Synopsis by Hal Erickson
Based on a controversial novel by Robert Ellis Wales, The Penitentes was inspired by a real-life religious cult which thrived in 17th-century Mexico. A group of fanatical Roman Catholics were so dedicated to their beliefs that they staged actual crucifixions on Good Friday. Not all of the victims of this practice were willing ones, which is why the film ends with a "race to the rescue" not unlike the climax in D.W. GRIFFITH's The Birth of a Nation.

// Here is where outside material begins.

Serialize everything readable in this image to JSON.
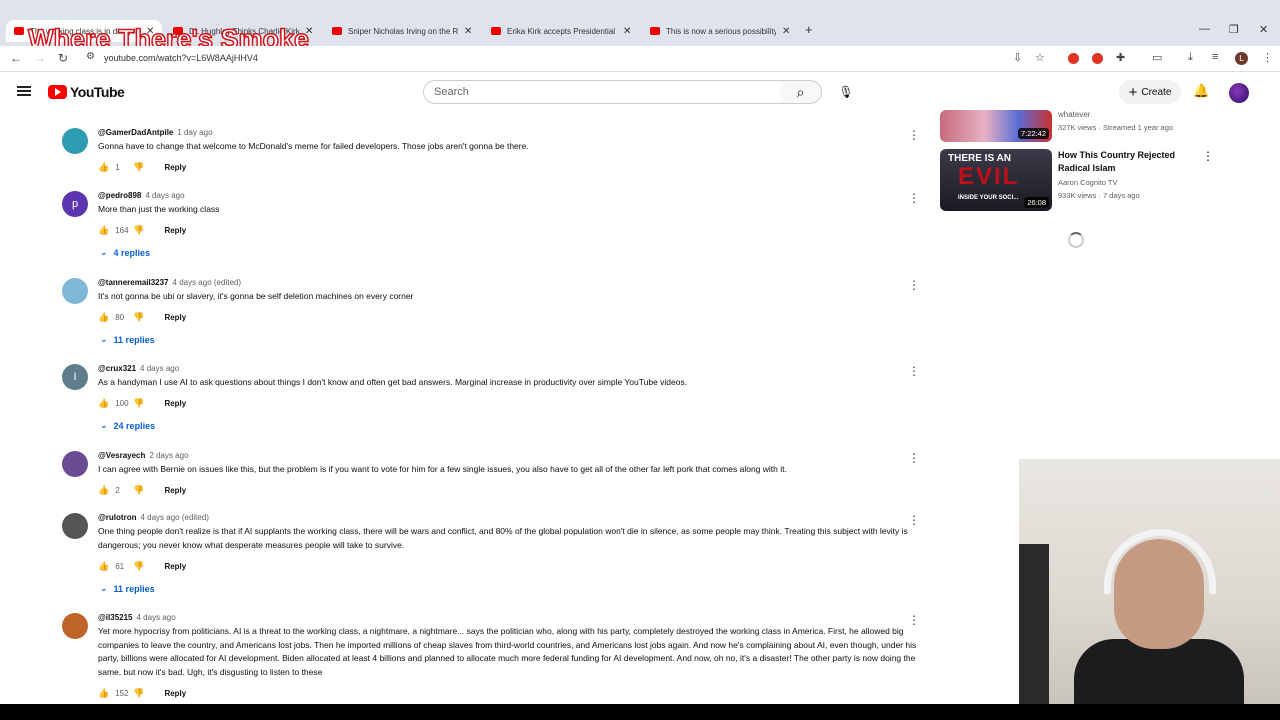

Indeed, The Penitentes was directed by Griffith assistant Jack Conway, who did an excellent job of emulating "The Master." Some have suggested that The Penitentes was written to stir up animosity against such present-day religious sects as the Mormons, but chances are that most viewers accepted the film on face value as a rip-roaring adventure yarn (with the requisite dash of romance, of course). Unfortunately, this film is sometimes confused with the much-later exploitationer Lash of the Penitentes.
crucifixion, cult, rescue